+++ MATERIAL SHOWN +++

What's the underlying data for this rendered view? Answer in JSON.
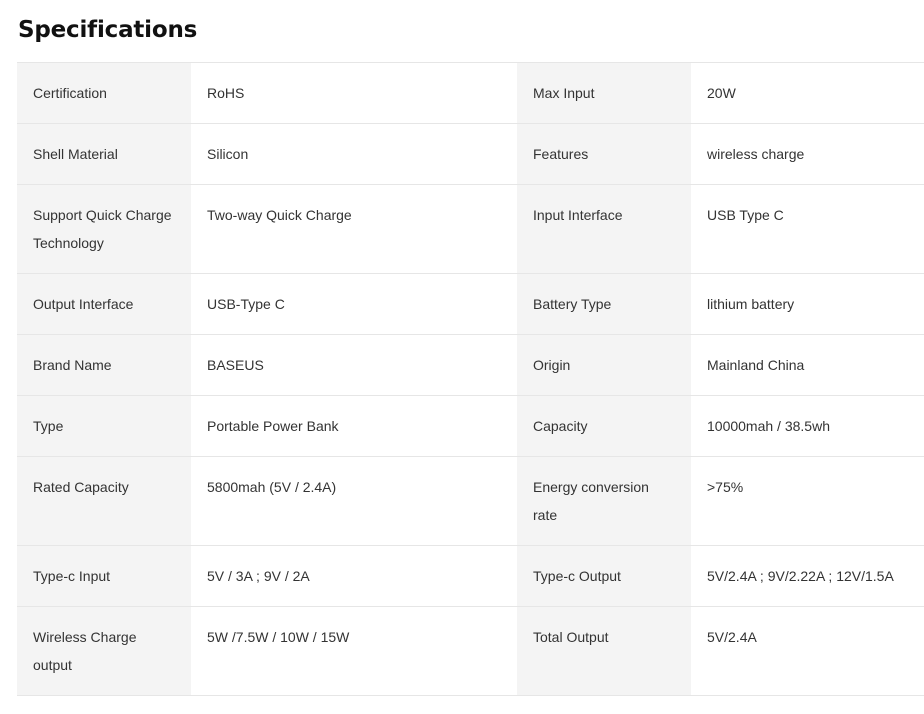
{
  "page": {
    "title": "Specifications"
  },
  "specs": [
    {
      "label1": "Certification",
      "value1": "RoHS",
      "label2": "Max Input",
      "value2": "20W"
    },
    {
      "label1": "Shell Material",
      "value1": "Silicon",
      "label2": "Features",
      "value2": "wireless charge"
    },
    {
      "label1": "Support Quick Charge Technology",
      "value1": "Two-way Quick Charge",
      "label2": "Input Interface",
      "value2": "USB Type C"
    },
    {
      "label1": "Output Interface",
      "value1": "USB-Type C",
      "label2": "Battery Type",
      "value2": "lithium battery"
    },
    {
      "label1": "Brand Name",
      "value1": "BASEUS",
      "label2": "Origin",
      "value2": "Mainland China"
    },
    {
      "label1": "Type",
      "value1": "Portable Power Bank",
      "label2": "Capacity",
      "value2": "10000mah / 38.5wh"
    },
    {
      "label1": "Rated Capacity",
      "value1": "5800mah (5V / 2.4A)",
      "label2": "Energy conversion rate",
      "value2": ">75%"
    },
    {
      "label1": "Type-c Input",
      "value1": "5V / 3A ; 9V / 2A",
      "label2": "Type-c Output",
      "value2": "5V/2.4A ; 9V/2.22A ; 12V/1.5A"
    },
    {
      "label1": "Wireless Charge output",
      "value1": "5W /7.5W / 10W / 15W",
      "label2": "Total Output",
      "value2": "5V/2.4A"
    }
  ]
}
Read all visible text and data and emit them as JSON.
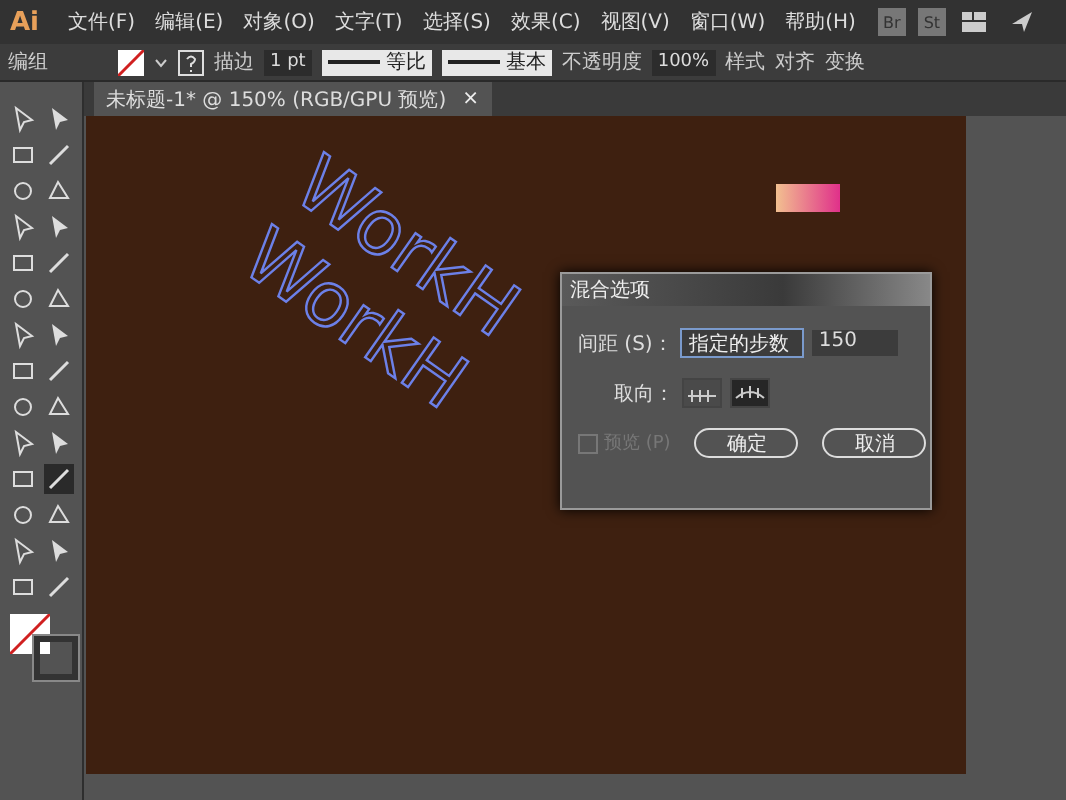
{
  "app": {
    "logo": "Ai",
    "bridge": "Br",
    "stock": "St"
  },
  "menu": [
    "文件(F)",
    "编辑(E)",
    "对象(O)",
    "文字(T)",
    "选择(S)",
    "效果(C)",
    "视图(V)",
    "窗口(W)",
    "帮助(H)"
  ],
  "control_bar": {
    "selection": "编组",
    "stroke_label": "描边",
    "stroke_value": "1 pt",
    "profile": "等比",
    "brush": "基本",
    "opacity_label": "不透明度",
    "opacity": "100%",
    "style_label": "样式",
    "align": "对齐",
    "transform": "变换"
  },
  "tab": {
    "title": "未标题-1* @ 150% (RGB/GPU 预览)",
    "close": "×"
  },
  "artwork": [
    {
      "text": "WorkH"
    },
    {
      "text": "WorkH"
    }
  ],
  "dialog": {
    "title": "混合选项",
    "spacing_label": "间距 (S)：",
    "spacing_mode": "指定的步数",
    "spacing_value": "150",
    "orientation_label": "取向：",
    "orientation": [
      {
        "kind": "page",
        "selected": false
      },
      {
        "kind": "path",
        "selected": true
      }
    ],
    "preview": {
      "label": "预览 (P)",
      "checked": false,
      "disabled": true
    },
    "buttons": [
      "确定",
      "取消"
    ]
  }
}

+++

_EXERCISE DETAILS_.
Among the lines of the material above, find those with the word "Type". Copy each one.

_PROBLEM SOLUTION_.
      "value2": "USB Type C"
      "value1": "USB-Type C",
      "label2": "Battery Type",
      "label1": "Type",
      "label1": "Type-c Input",
      "label2": "Type-c Output",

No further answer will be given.